A group of prominent U.S. authors, including Jonathan Franzen, John Grisham, George R.R. Martin and Jodi Picoult, has sued OpenAI over alleged copyright infringement in using their work to train ChatGPT.
The lawsuit, filed by the Authors Guild in Manhattan federal court on Tuesday, alleges that OpenAI “copied Plaintiffs’ works wholesale, without permission or consideration … then fed Plaintiffs’ copyrighted works into their ‘large language models’ or ‘LLMs,’ algorithms designed to output human-seeming text responses to users’ prompts and queries.”
The proposed class-action lawsuit is one of a handful of recent legal actions against companies behind popular generative artificial intelligence tools, including large language models and image-generation models. In July, two authors filed a similar lawsuit against OpenAI, alleging that their books were used to train the company’s chatbot without their consent.
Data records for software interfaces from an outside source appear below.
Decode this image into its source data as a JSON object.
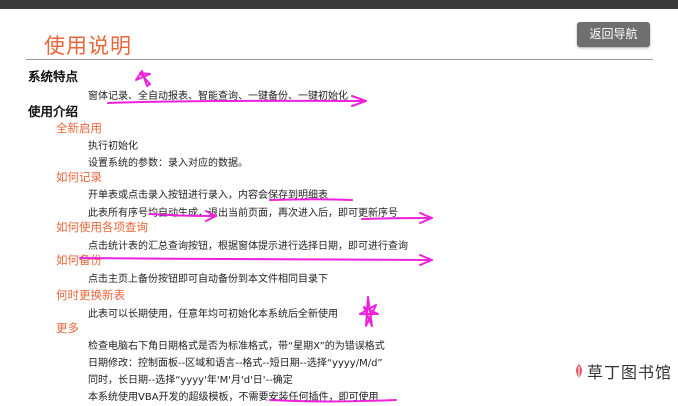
{
  "page": {
    "title": "使用说明",
    "back_label": "返回导航"
  },
  "features": {
    "heading": "系统特点",
    "text": "窗体记录、全自动报表、智能查询、一键备份、一键初始化"
  },
  "intro": {
    "heading": "使用介绍",
    "sections": [
      {
        "title": "全新启用",
        "lines": [
          "执行初始化",
          "设置系统的参数：录入对应的数据。"
        ]
      },
      {
        "title": "如何记录",
        "lines": [
          "开单表或点击录入按钮进行录入，内容会保存到明细表",
          "此表所有序号均自动生成，退出当前页面，再次进入后，即可更新序号"
        ]
      },
      {
        "title": "如何使用各项查询",
        "lines": [
          "点击统计表的汇总查询按钮，根据窗体提示进行选择日期，即可进行查询"
        ]
      },
      {
        "title": "如何备份",
        "lines": [
          "点击主页上备份按钮即可自动备份到本文件相同目录下"
        ]
      },
      {
        "title": "何时更换新表",
        "lines": [
          "此表可以长期使用，任意年均可初始化本系统后全新使用"
        ]
      },
      {
        "title": "更多",
        "lines": [
          "检查电脑右下角日期格式是否为标准格式，带“星期X”的为错误格式",
          "日期修改：控制面板--区域和语言--格式--短日期--选择“yyyy/M/d”",
          "同时，长日期--选择“yyyy'年'M'月'd'日'--确定",
          "本系统使用VBA开发的超级模板，不需要安装任何插件，即可使用"
        ]
      }
    ]
  },
  "watermark": {
    "text": "草丁图书馆"
  },
  "colors": {
    "accent": "#e8663a",
    "annotation": "#ee22dd",
    "button": "#6f6f6f",
    "topbar": "#3a3a3a"
  },
  "icons": [
    "star-doodle-icon",
    "arrow-doodle-icon",
    "leaf-logo-icon"
  ]
}
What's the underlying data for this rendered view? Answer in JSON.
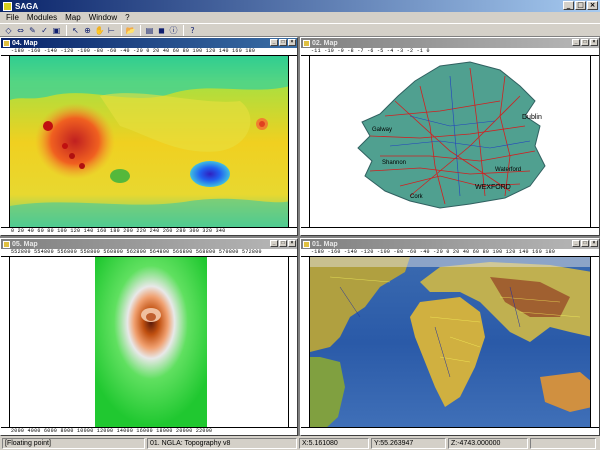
{
  "app": {
    "title": "SAGA"
  },
  "window_controls": {
    "minimize": "_",
    "maximize": "□",
    "close": "×"
  },
  "menu": [
    "File",
    "Modules",
    "Map",
    "Window",
    "?"
  ],
  "toolbar": {
    "icons": [
      "open-icon",
      "open-module-icon",
      "save-icon",
      "new-map-icon",
      "window-icon",
      "pointer-icon",
      "zoom-icon",
      "pan-icon",
      "measure-icon",
      "open-file-icon",
      "workspace-icon",
      "data-icon",
      "info-icon",
      "help-icon"
    ],
    "glyphs": [
      "◇",
      "⇔",
      "✎",
      "✓",
      "▣",
      "↖",
      "⊕",
      "✋",
      "⊢",
      "📂",
      "▤",
      "◼",
      "ⓘ",
      "?"
    ]
  },
  "windows": [
    {
      "id": "map-04",
      "title": "04. Map",
      "active": true,
      "ruler_top": "-180 -160 -140 -120 -100 -80 -60 -40 -20 0 20 40 60 80 100 120 140 160 180",
      "ruler_bottom": "0 20 40 60 80 100 120 140 160 180 200 220 240 260 280 300 320 340"
    },
    {
      "id": "map-02",
      "title": "02. Map",
      "active": false,
      "ruler_top": "-11 -10 -9 -8 -7 -6 -5 -4 -3 -2 -1 0",
      "ruler_bottom": "",
      "labels": [
        "Dublin",
        "WEXFORD",
        "Shannon",
        "Waterford",
        "Cork",
        "Galway"
      ]
    },
    {
      "id": "map-05",
      "title": "05. Map",
      "active": false,
      "ruler_top": "552800 554800 556800 558800 560800 562800 564800 566800 568800 570800 572800",
      "ruler_bottom": "2000 4000 6000 8000 10000 12000 14000 16000 18000 20000 22000"
    },
    {
      "id": "map-01",
      "title": "01. Map",
      "active": false,
      "ruler_top": "-180 -160 -140 -120 -100 -80 -60 -40 -20 0 20 40 60 80 100 120 140 160 180",
      "ruler_bottom": ""
    }
  ],
  "status": {
    "cells": [
      "[Floating point]",
      "01. NGLA: Topography v8",
      "X:5.161080",
      "Y:55.263947",
      "Z:-4743.000000"
    ]
  },
  "colors": {
    "active_title": "#0a246a",
    "inactive_title": "#808080",
    "chrome": "#d4d0c8"
  }
}
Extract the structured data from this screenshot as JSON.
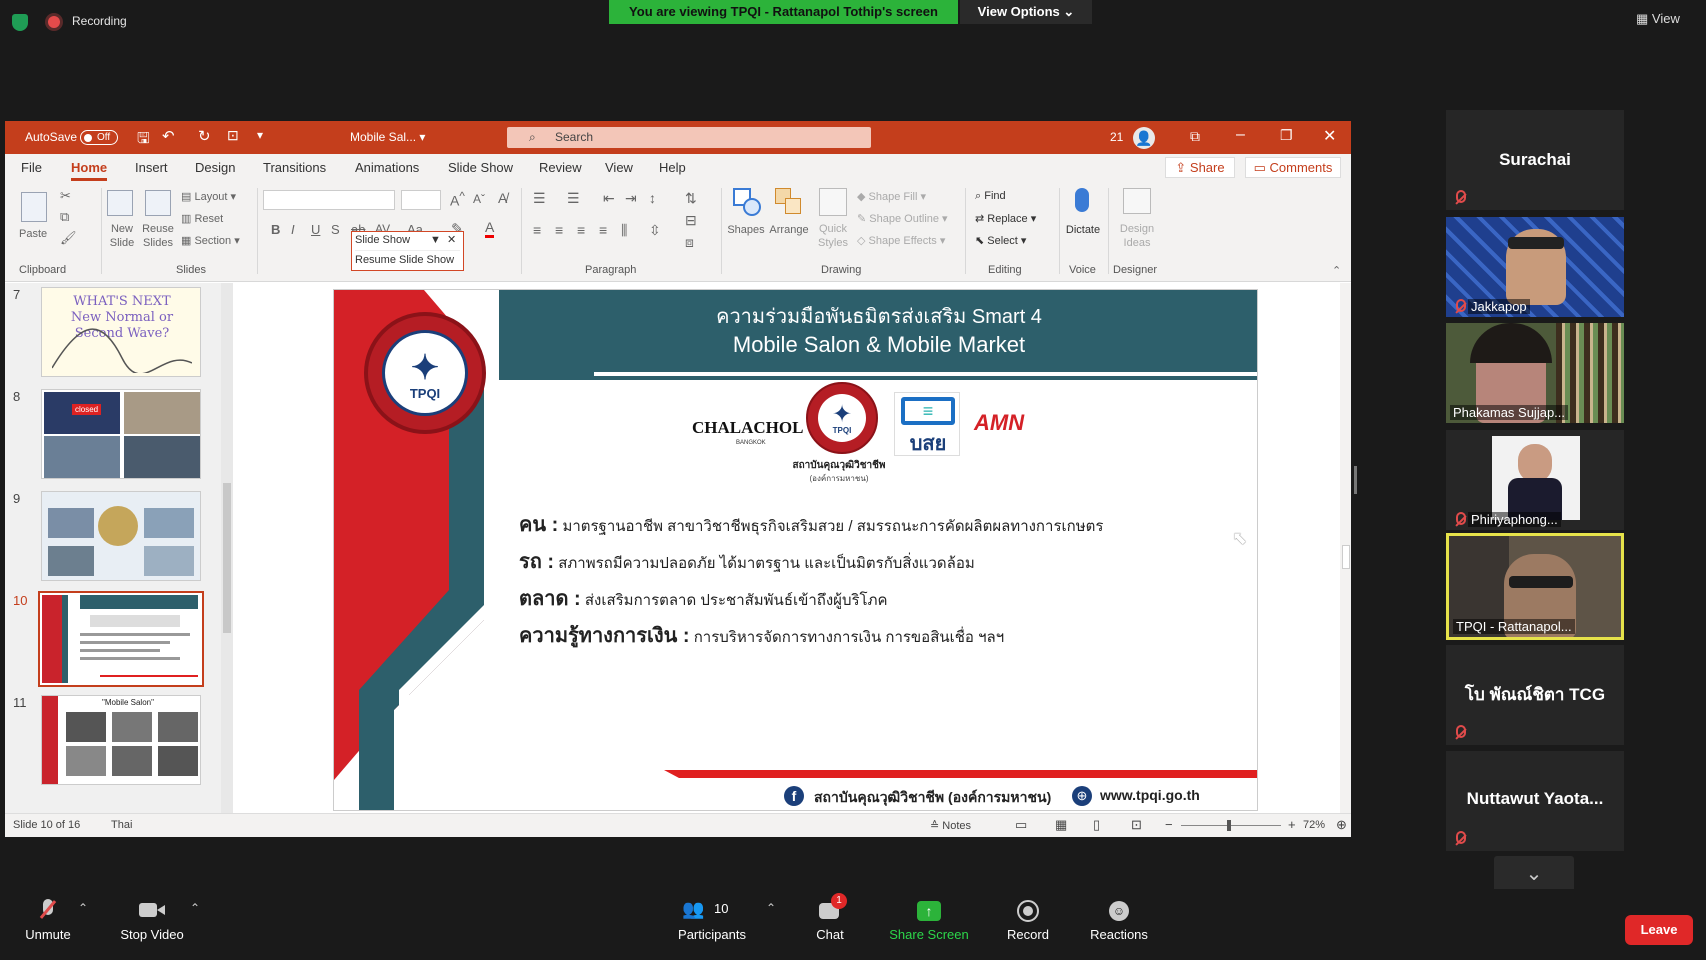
{
  "topbar": {
    "recording_label": "Recording",
    "viewing_banner": "You are viewing TPQI - Rattanapol Tothip's screen",
    "view_options": "View Options",
    "view_label": "View"
  },
  "ppt": {
    "autosave_label": "AutoSave",
    "autosave_state": "Off",
    "doc_title": "Mobile Sal...",
    "search_placeholder": "Search",
    "notif_count": "21",
    "menu": [
      "File",
      "Home",
      "Insert",
      "Design",
      "Transitions",
      "Animations",
      "Slide Show",
      "Review",
      "View",
      "Help"
    ],
    "share_label": "Share",
    "comments_label": "Comments",
    "ribbon": {
      "paste": "Paste",
      "new_slide": "New Slide",
      "reuse_slides": "Reuse Slides",
      "layout": "Layout",
      "reset": "Reset",
      "section": "Section",
      "shapes": "Shapes",
      "arrange": "Arrange",
      "quick_styles": "Quick Styles",
      "shape_fill": "Shape Fill",
      "shape_outline": "Shape Outline",
      "shape_effects": "Shape Effects",
      "find": "Find",
      "replace": "Replace",
      "select": "Select",
      "dictate": "Dictate",
      "design_ideas": "Design Ideas",
      "groups": {
        "clipboard": "Clipboard",
        "slides": "Slides",
        "paragraph": "Paragraph",
        "drawing": "Drawing",
        "editing": "Editing",
        "voice": "Voice",
        "designer": "Designer"
      }
    },
    "slideshow_popup": {
      "title": "Slide Show",
      "resume": "Resume Slide Show"
    },
    "thumbnails": [
      {
        "num": "7",
        "text": "WHAT'S NEXT New Normal or Second Wave?"
      },
      {
        "num": "8",
        "text": "closed"
      },
      {
        "num": "9",
        "text": ""
      },
      {
        "num": "10",
        "text": ""
      },
      {
        "num": "11",
        "text": "\"Mobile Salon\""
      }
    ],
    "slide": {
      "header_line1": "ความร่วมมือพันธมิตรส่งเสริม Smart 4",
      "header_line2": "Mobile Salon & Mobile Market",
      "logo_chalachol": "CHALACHOL",
      "logo_chalachol_sub": "BANGKOK",
      "logo_tpqi": "TPQI",
      "logo_tpqi_caption1": "สถาบันคุณวุฒิวิชาชีพ",
      "logo_tpqi_caption2": "(องค์การมหาชน)",
      "logo_bsy": "บสย",
      "logo_amn": "AMN",
      "bullets": [
        {
          "label": "คน :",
          "text": "มาตรฐานอาชีพ สาขาวิชาชีพธุรกิจเสริมสวย / สมรรถนะการคัดผลิตผลทางการเกษตร"
        },
        {
          "label": "รถ :",
          "text": "สภาพรถมีความปลอดภัย ได้มาตรฐาน และเป็นมิตรกับสิ่งแวดล้อม"
        },
        {
          "label": "ตลาด :",
          "text": "ส่งเสริมการตลาด ประชาสัมพันธ์เข้าถึงผู้บริโภค"
        },
        {
          "label": "ความรู้ทางการเงิน :",
          "text": "การบริหารจัดการทางการเงิน การขอสินเชื่อ ฯลฯ"
        }
      ],
      "footer_fb": "สถาบันคุณวุฒิวิชาชีพ (องค์การมหาชน)",
      "footer_web": "www.tpqi.go.th"
    },
    "status": {
      "slide_info": "Slide 10 of 16",
      "language": "Thai",
      "notes": "Notes",
      "zoom": "72%"
    }
  },
  "participants": [
    {
      "name": "Surachai",
      "video": false
    },
    {
      "name": "Jakkapop",
      "video": true
    },
    {
      "name": "Phakamas Sujjap...",
      "video": true
    },
    {
      "name": "Phiriyaphong...",
      "video": true
    },
    {
      "name": "TPQI - Rattanapol...",
      "video": true
    },
    {
      "name": "โบ พัณณ์ชิตา TCG",
      "video": false
    },
    {
      "name": "Nuttawut Yaota...",
      "video": false
    }
  ],
  "bottombar": {
    "unmute": "Unmute",
    "stop_video": "Stop Video",
    "participants": "Participants",
    "participants_count": "10",
    "chat": "Chat",
    "chat_badge": "1",
    "share_screen": "Share Screen",
    "record": "Record",
    "reactions": "Reactions",
    "leave": "Leave"
  },
  "colors": {
    "ppt_red": "#c43e1c",
    "zoom_green": "#2cb33a",
    "slide_teal": "#2d5f6b",
    "slide_red": "#e02020",
    "leave_red": "#e02828"
  }
}
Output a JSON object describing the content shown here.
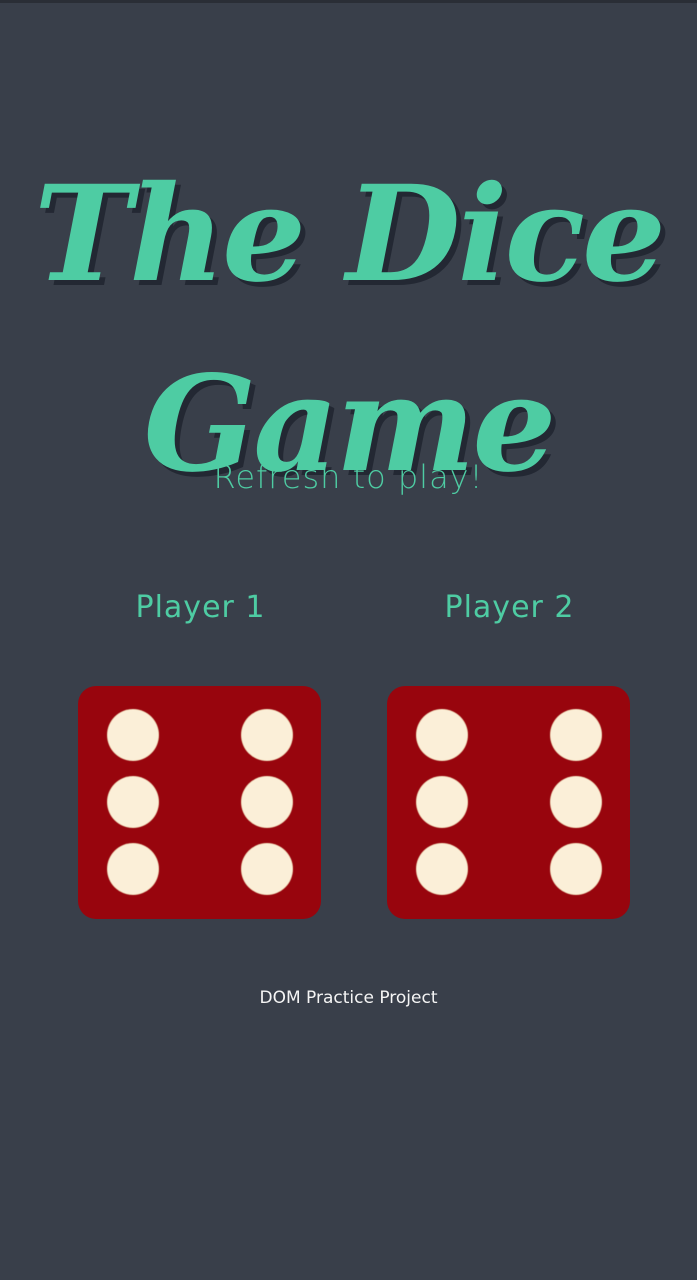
{
  "title": {
    "line1": "The Dice",
    "line2": "Game"
  },
  "subtitle": "Refresh to play!",
  "players": [
    {
      "label": "Player 1",
      "die_value": 6
    },
    {
      "label": "Player 2",
      "die_value": 6
    }
  ],
  "footer": "DOM Practice Project",
  "colors": {
    "background": "#393f4a",
    "accent": "#4ecca3",
    "die": "#98050d",
    "pip": "#fbefd8",
    "footer_text": "#f5f5f5"
  }
}
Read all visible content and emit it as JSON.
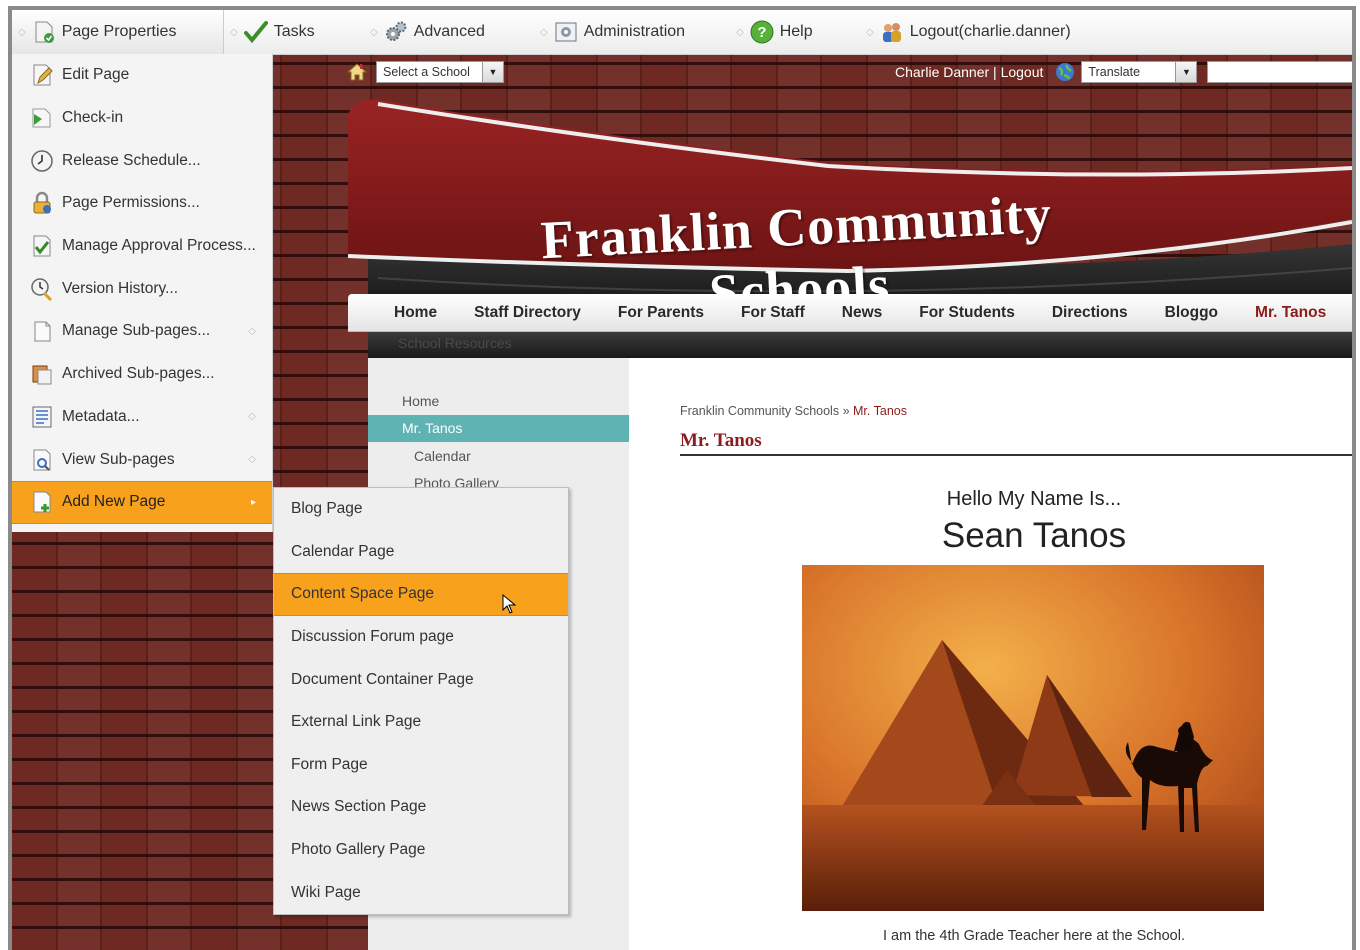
{
  "topbar": {
    "items": [
      {
        "label": "Page Properties",
        "icon": "page-properties-icon"
      },
      {
        "label": "Tasks",
        "icon": "tasks-checkmark-icon"
      },
      {
        "label": "Advanced",
        "icon": "advanced-gears-icon"
      },
      {
        "label": "Administration",
        "icon": "administration-icon"
      },
      {
        "label": "Help",
        "icon": "help-icon"
      },
      {
        "label": "Logout(charlie.danner)",
        "icon": "logout-users-icon"
      }
    ]
  },
  "page_menu": {
    "items": [
      {
        "label": "Edit Page",
        "icon": "edit-page-icon"
      },
      {
        "label": "Check-in",
        "icon": "check-in-icon"
      },
      {
        "label": "Release Schedule...",
        "icon": "clock-icon"
      },
      {
        "label": "Page Permissions...",
        "icon": "lock-icon"
      },
      {
        "label": "Manage Approval Process...",
        "icon": "approval-check-icon"
      },
      {
        "label": "Version History...",
        "icon": "version-history-icon"
      },
      {
        "label": "Manage Sub-pages...",
        "icon": "sub-pages-icon"
      },
      {
        "label": "Archived Sub-pages...",
        "icon": "archive-icon"
      },
      {
        "label": "Metadata...",
        "icon": "metadata-icon"
      },
      {
        "label": "View Sub-pages",
        "icon": "view-sub-pages-icon"
      },
      {
        "label": "Add New Page",
        "icon": "add-page-icon"
      }
    ]
  },
  "add_page_submenu": {
    "items": [
      "Blog Page",
      "Calendar Page",
      "Content Space Page",
      "Discussion Forum page",
      "Document Container Page",
      "External Link Page",
      "Form Page",
      "News Section Page",
      "Photo Gallery Page",
      "Wiki Page"
    ],
    "highlighted": "Content Space Page"
  },
  "util": {
    "school_select": "Select a School",
    "user_links": "Charlie Danner | Logout",
    "translate_select": "Translate",
    "search_value": ""
  },
  "banner": {
    "title": "Franklin Community Schools"
  },
  "nav": {
    "items": [
      "Home",
      "Staff Directory",
      "For Parents",
      "For Staff",
      "News",
      "For Students",
      "Directions",
      "Bloggo",
      "Mr. Tanos"
    ],
    "current": "Mr. Tanos",
    "hidden_text": "School Resources"
  },
  "subnav": {
    "items": [
      {
        "label": "Home",
        "level": 0
      },
      {
        "label": "Mr. Tanos",
        "level": 0
      },
      {
        "label": "Calendar",
        "level": 1
      },
      {
        "label": "Photo Gallery",
        "level": 1
      }
    ]
  },
  "content": {
    "breadcrumb_root": "Franklin Community Schools",
    "breadcrumb_sep": "»",
    "breadcrumb_current": "Mr. Tanos",
    "page_title": "Mr. Tanos",
    "hello": "Hello My Name Is...",
    "name": "Sean Tanos",
    "caption": "I am the 4th Grade Teacher here at the School."
  },
  "colors": {
    "menu_highlight": "#f7a11c",
    "brand_red": "#8b1c1c",
    "subnav_current": "#5fb4b3"
  }
}
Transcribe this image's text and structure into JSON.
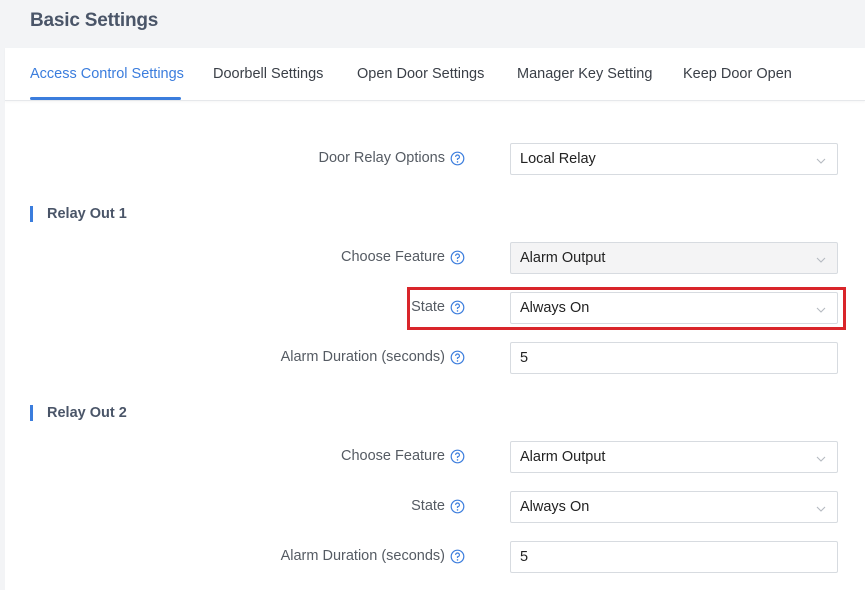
{
  "header": {
    "title": "Basic Settings"
  },
  "tabs": [
    {
      "label": "Access Control Settings",
      "active": true
    },
    {
      "label": "Doorbell Settings"
    },
    {
      "label": "Open Door Settings"
    },
    {
      "label": "Manager Key Setting"
    },
    {
      "label": "Keep Door Open"
    }
  ],
  "door_relay": {
    "label": "Door Relay Options",
    "value": "Local Relay"
  },
  "relay_out_1": {
    "title": "Relay Out 1",
    "choose_feature": {
      "label": "Choose Feature",
      "value": "Alarm Output"
    },
    "state": {
      "label": "State",
      "value": "Always On"
    },
    "alarm_duration": {
      "label": "Alarm Duration (seconds)",
      "value": "5"
    }
  },
  "relay_out_2": {
    "title": "Relay Out 2",
    "choose_feature": {
      "label": "Choose Feature",
      "value": "Alarm Output"
    },
    "state": {
      "label": "State",
      "value": "Always On"
    },
    "alarm_duration": {
      "label": "Alarm Duration (seconds)",
      "value": "5"
    }
  },
  "colors": {
    "accent": "#3b7ddd",
    "highlight": "#d9252a"
  },
  "icons": {
    "help": "question-circle-icon",
    "dropdown": "chevron-down-icon"
  }
}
Getty Images sued Stability AI in February, alleging that the company behind the viral text-to-image generator copied 12 million of Getty’s images for training data. In January, Stability AI, Midjourney and DeviantArt were hit with a class-action lawsuit over copyright claims in their AI image generators.
Microsoft, GitHub and OpenAI are involved in a proposed class-action lawsuit, filed in November, which alleges that the companies scraped licensed code to train their code generators. There are several other generative AI-related lawsuits currently out there.
“These algorithms are at the heart of Defendants’ massive commercial enterprise,” the Authors Guild’s filing states. “And at the heart of these algorithms is systematic theft on a mass scale.”